Ahora, yo quiero resumir todos que está escrito en el artículo. En la semana pasada, un tifón llegado a los Phillipines. Por viernes, el tifón más grande en todo de este año llegado y hizo muchos daños. En los Philippines (más específicamente, la isla de Bohol) fue un terremoto el mes que pasado. En Inglés, terremoto es “earthquake”.
"Habrá daños catastróficos", dijo Jeff Masters, un meteorólogo experto en huracanes y que es director de la firma privada estadounidense Weather Underground.
Hoy, las personas que vivían en los Philippines tienen vidas muy difíciles. Fuentes de noticias dijeron que casi 4,000 personas murieron después del tifón Haiyan. Todas las personas estan espantados porque hay personas fallecidas en todos partes. Los personas que no murieron estan enfermos, pero ellos no tienen suficiente hospitales y médicos para todas las personas enfermas.
Países de todo el mundo ofrecer ayuda para los víctimas de tifón Haiyan. Organizaciones como “Red Cross” y muchos otros ofrecer dinero, comida, y cosas para los médicos. Ellos necesitan todos de la ayuda que nosotros pueden dar.
This is the link!
Copy a Character:
Eugéne Atget: Pioneer of Documentary Photography
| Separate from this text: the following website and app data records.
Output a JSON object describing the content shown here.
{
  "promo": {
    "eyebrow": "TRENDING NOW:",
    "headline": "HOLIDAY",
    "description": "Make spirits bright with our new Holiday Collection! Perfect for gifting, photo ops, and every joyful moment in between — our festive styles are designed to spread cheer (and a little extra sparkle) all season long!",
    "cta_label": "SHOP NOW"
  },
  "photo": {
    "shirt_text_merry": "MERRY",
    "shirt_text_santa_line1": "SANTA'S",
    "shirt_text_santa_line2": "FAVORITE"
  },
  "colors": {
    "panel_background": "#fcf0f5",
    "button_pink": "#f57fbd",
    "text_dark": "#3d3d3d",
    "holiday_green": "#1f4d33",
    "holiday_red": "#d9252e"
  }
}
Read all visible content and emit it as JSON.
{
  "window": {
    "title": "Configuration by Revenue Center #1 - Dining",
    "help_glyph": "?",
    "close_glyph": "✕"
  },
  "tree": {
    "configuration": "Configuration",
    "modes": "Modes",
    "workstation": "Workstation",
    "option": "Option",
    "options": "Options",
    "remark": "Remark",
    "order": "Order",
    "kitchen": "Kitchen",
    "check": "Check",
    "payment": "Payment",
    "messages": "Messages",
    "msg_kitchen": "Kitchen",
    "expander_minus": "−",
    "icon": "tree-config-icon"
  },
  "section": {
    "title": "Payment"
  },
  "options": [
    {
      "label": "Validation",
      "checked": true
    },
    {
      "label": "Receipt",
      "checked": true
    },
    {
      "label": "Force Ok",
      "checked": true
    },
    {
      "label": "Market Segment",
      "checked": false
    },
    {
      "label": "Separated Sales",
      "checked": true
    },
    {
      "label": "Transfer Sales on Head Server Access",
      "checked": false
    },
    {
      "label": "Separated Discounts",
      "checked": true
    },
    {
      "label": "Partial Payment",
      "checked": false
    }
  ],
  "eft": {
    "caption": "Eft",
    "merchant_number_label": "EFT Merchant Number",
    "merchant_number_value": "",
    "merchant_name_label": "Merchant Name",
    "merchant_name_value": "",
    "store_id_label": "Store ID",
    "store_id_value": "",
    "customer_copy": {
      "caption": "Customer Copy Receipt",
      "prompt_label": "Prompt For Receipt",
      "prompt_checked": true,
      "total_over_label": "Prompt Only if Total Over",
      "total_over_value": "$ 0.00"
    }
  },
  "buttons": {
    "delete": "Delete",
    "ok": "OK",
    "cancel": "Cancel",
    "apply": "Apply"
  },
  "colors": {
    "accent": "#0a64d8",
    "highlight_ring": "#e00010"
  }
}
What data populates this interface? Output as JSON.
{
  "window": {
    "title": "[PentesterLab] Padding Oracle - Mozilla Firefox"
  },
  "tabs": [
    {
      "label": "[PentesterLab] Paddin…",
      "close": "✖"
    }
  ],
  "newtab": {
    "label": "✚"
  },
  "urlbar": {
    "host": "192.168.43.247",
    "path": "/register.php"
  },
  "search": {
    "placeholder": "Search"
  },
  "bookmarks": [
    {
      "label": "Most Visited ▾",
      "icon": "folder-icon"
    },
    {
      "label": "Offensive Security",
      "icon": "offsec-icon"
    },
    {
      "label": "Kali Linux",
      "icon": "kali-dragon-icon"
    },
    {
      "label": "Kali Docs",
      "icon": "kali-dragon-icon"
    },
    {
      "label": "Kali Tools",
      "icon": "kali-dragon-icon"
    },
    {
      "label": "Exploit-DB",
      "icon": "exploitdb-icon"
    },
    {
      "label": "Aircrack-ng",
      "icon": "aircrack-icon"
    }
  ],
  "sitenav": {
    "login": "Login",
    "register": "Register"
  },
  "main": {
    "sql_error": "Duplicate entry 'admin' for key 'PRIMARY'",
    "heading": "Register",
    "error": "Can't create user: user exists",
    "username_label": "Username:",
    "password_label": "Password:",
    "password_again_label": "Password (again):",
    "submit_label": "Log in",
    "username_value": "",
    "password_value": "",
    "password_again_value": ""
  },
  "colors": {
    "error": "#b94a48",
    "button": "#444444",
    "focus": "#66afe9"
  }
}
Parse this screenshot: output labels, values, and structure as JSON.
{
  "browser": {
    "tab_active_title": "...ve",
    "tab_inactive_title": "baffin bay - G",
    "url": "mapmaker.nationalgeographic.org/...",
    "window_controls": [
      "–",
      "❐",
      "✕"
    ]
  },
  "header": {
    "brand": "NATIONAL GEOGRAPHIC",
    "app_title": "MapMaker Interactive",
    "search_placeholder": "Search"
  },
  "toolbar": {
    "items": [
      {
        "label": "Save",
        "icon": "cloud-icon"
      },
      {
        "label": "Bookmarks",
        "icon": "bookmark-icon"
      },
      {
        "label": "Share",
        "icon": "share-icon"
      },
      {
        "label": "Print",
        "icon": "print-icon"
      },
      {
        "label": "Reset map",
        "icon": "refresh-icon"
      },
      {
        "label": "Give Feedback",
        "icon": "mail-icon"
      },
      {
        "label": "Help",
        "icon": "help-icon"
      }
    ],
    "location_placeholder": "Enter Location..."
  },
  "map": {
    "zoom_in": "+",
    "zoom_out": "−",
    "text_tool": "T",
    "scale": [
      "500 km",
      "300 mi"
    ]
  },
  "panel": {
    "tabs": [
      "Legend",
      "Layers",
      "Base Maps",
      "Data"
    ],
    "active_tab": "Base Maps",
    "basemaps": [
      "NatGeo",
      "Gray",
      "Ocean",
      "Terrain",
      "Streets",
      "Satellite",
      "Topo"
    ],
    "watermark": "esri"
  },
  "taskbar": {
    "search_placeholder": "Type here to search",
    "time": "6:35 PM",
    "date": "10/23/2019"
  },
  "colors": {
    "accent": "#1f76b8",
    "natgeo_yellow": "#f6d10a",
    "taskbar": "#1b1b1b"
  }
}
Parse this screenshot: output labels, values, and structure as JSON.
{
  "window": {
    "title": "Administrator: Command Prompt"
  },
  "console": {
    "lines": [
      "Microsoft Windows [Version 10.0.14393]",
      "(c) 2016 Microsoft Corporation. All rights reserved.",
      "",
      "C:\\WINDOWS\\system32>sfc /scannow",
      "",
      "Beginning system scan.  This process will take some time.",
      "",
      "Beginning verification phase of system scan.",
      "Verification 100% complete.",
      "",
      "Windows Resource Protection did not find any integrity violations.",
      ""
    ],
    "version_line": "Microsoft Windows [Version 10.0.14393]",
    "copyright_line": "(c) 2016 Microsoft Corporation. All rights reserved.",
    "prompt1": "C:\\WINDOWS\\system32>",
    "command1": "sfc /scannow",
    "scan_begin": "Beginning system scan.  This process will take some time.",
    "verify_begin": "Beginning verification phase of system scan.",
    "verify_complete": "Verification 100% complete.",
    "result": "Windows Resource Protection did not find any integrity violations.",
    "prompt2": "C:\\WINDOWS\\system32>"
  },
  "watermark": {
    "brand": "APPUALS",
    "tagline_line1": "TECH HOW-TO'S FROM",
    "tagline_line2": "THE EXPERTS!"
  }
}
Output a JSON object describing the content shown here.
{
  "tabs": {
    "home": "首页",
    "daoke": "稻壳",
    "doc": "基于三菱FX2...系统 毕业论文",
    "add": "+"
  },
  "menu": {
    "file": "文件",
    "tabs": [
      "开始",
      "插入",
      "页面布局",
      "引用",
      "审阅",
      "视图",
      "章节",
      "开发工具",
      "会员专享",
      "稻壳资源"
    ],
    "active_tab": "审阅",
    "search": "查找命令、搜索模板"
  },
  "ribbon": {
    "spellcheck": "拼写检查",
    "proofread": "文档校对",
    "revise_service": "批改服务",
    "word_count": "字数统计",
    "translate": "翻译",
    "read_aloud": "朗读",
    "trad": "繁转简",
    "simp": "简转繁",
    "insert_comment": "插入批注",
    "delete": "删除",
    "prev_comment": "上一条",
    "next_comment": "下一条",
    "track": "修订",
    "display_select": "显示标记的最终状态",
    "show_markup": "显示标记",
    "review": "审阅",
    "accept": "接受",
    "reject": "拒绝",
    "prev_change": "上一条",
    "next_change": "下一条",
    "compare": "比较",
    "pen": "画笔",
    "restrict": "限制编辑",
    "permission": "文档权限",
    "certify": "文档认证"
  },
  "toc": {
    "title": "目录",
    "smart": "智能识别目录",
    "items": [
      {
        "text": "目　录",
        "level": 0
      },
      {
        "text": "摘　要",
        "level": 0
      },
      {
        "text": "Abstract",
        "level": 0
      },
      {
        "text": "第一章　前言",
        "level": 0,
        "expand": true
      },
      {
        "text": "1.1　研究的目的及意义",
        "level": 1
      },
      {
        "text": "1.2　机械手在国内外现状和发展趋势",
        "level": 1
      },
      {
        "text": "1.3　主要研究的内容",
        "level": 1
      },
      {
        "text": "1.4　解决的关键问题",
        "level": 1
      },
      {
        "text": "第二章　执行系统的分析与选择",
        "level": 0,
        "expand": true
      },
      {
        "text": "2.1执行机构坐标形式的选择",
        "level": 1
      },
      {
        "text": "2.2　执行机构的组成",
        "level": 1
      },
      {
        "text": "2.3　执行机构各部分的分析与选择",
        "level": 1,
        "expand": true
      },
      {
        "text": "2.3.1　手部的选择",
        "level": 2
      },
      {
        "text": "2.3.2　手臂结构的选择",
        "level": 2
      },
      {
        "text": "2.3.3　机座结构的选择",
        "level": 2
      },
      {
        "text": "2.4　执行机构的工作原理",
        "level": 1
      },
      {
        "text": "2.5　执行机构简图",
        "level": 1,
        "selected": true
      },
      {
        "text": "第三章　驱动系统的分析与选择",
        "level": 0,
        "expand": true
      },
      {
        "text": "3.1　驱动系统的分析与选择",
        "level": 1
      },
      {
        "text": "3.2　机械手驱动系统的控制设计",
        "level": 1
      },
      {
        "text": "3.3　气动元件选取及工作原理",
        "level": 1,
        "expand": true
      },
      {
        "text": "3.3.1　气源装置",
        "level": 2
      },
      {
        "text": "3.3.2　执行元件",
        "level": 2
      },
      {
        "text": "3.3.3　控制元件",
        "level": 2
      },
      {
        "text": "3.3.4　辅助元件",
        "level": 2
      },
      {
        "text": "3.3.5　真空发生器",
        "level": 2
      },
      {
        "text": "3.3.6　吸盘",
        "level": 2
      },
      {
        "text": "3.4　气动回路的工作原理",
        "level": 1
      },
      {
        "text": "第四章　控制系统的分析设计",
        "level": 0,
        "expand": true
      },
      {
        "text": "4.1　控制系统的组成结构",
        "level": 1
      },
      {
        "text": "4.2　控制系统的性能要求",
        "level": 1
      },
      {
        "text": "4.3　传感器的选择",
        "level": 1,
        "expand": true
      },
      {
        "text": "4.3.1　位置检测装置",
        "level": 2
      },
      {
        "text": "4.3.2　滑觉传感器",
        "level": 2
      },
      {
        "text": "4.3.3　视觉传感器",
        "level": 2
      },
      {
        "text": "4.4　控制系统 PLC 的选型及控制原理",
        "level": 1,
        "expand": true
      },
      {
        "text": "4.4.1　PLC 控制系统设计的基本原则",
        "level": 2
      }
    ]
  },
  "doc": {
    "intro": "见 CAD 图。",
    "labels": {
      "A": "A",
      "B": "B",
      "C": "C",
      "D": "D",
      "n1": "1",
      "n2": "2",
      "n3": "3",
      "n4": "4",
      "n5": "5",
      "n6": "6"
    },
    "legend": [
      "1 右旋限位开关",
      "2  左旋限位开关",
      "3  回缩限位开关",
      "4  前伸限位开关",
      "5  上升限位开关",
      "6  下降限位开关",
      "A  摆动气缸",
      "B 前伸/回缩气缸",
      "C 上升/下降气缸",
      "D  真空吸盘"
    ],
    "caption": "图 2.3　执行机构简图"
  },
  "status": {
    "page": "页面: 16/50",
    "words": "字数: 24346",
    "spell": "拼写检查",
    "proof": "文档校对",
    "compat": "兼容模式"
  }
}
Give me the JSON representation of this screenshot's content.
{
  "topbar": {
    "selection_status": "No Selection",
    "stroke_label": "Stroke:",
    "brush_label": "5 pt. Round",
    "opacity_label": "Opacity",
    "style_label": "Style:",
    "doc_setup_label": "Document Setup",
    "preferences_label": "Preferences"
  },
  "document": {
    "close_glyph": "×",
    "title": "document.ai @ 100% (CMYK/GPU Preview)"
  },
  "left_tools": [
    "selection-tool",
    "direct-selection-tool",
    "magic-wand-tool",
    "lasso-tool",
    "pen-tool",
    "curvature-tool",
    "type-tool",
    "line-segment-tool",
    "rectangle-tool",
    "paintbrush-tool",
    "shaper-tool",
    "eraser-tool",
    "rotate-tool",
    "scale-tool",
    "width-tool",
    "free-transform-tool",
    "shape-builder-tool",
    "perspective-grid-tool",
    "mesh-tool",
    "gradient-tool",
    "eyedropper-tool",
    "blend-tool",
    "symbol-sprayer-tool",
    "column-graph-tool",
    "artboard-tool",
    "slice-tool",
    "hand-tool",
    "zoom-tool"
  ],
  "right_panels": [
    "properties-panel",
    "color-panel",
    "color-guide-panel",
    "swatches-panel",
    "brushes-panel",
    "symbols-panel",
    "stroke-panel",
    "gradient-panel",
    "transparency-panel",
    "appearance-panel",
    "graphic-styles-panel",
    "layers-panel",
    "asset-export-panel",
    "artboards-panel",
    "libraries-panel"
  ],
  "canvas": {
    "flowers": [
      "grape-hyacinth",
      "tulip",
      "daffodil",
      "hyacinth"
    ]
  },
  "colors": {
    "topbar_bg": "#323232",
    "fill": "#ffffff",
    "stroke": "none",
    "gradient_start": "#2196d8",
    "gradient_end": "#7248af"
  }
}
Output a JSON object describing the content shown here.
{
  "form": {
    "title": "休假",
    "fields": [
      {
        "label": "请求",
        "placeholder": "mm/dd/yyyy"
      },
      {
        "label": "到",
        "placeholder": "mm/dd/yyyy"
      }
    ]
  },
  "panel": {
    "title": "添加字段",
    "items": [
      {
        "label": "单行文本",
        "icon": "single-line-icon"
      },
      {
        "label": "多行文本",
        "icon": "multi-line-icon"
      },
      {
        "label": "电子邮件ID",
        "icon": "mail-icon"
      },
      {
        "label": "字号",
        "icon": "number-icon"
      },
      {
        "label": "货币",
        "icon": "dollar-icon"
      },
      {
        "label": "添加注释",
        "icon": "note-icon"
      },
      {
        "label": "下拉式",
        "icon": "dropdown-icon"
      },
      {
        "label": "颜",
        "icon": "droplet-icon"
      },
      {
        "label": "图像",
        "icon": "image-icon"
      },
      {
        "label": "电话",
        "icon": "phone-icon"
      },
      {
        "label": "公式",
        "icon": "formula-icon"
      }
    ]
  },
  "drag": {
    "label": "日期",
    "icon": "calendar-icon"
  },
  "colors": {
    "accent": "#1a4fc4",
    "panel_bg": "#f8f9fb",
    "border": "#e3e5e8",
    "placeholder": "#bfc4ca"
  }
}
Eugéne Atget was born in Libourne, France in 1857. He is so commonly remembered for pioneering what is known as documentary photography. This type of photography is somewhat very similar to street photography which is more common now. Eugéne Atget is remembered for his initiative to document all of the architecture and street scenes of Paris before they disappeared into modernization.
Like so many famous artists, many of his photographs weren’t published until after his death. He began to become recognized by other photographers just two years before his death.
Eugéne Atget’s parents both passed away during his young adolescence. His maternal grandparents raised him in Bordeaux and after finishing high school, he went into the merchant navy.
Atget moved to Paris in 1878. He auditioned for acting classes and failed the first time, and then was allowed in when he auditioned again. He was still drafted during the time he was in drama school, and he was expelled for only being able to be there part-time.
While living in Paris, he became an actor with a traveling group. They stayed in and around Paris still. He met his wife, Valentine Delafosse Compagnon, who was an actress in Paris. She died just a few years after they were married. Eugéne Atget gave up on his acting career in 1887, due to an infection of his vocal cords. After he gave up on his acting, he moved to the provinces and took up painting, but was not successful.
Realizing he would never have a career in painting, he still spent his life as an amateur painter. His first photographs date back to 1888. In 1890, Atget moved back to Paris. He settled down as a commercial photographer, and put on a sign on his door that read, “Documents for Artists.”
In 1898, Eugéne Atget began to specialize in what is known as “Old Paris.” This became his project for nearly 30 years. This idea of old Paris was a campaign to preserve and document pre-revolutionary architecture. Many of Atget’s photographs are of building facades and the streets of Paris, because he felt that he needed to document and archive the city before the construction of Paris Métro.
Atget stopped taking pictures almost entirely after the First World War (1914-1918). In 1920, Atget offered to sell a portion of his glass-plate negatives to the government. He wrote a letter to the Minister of the Fine Arts and wrote, “For more than 20 years I have been working alone and of my own initiative in all the old streets of Old Paris to make a collection of 18 x 24 [centimeter] photographic negatives: artistic documents of beautiful urban architecture from the 16th to the 19th centuries. . . . Today this enormous artistic and documentary collection is finished; I can say I possess all of Old Paris." The government purchased almost 3,000 of Atget’s negatives for 10,000 francs.In the 1920s, Atget became noticed in modern art’s avant-garde. This wasn’t long before his death in August of 1927.
The Scream by Edvard Munch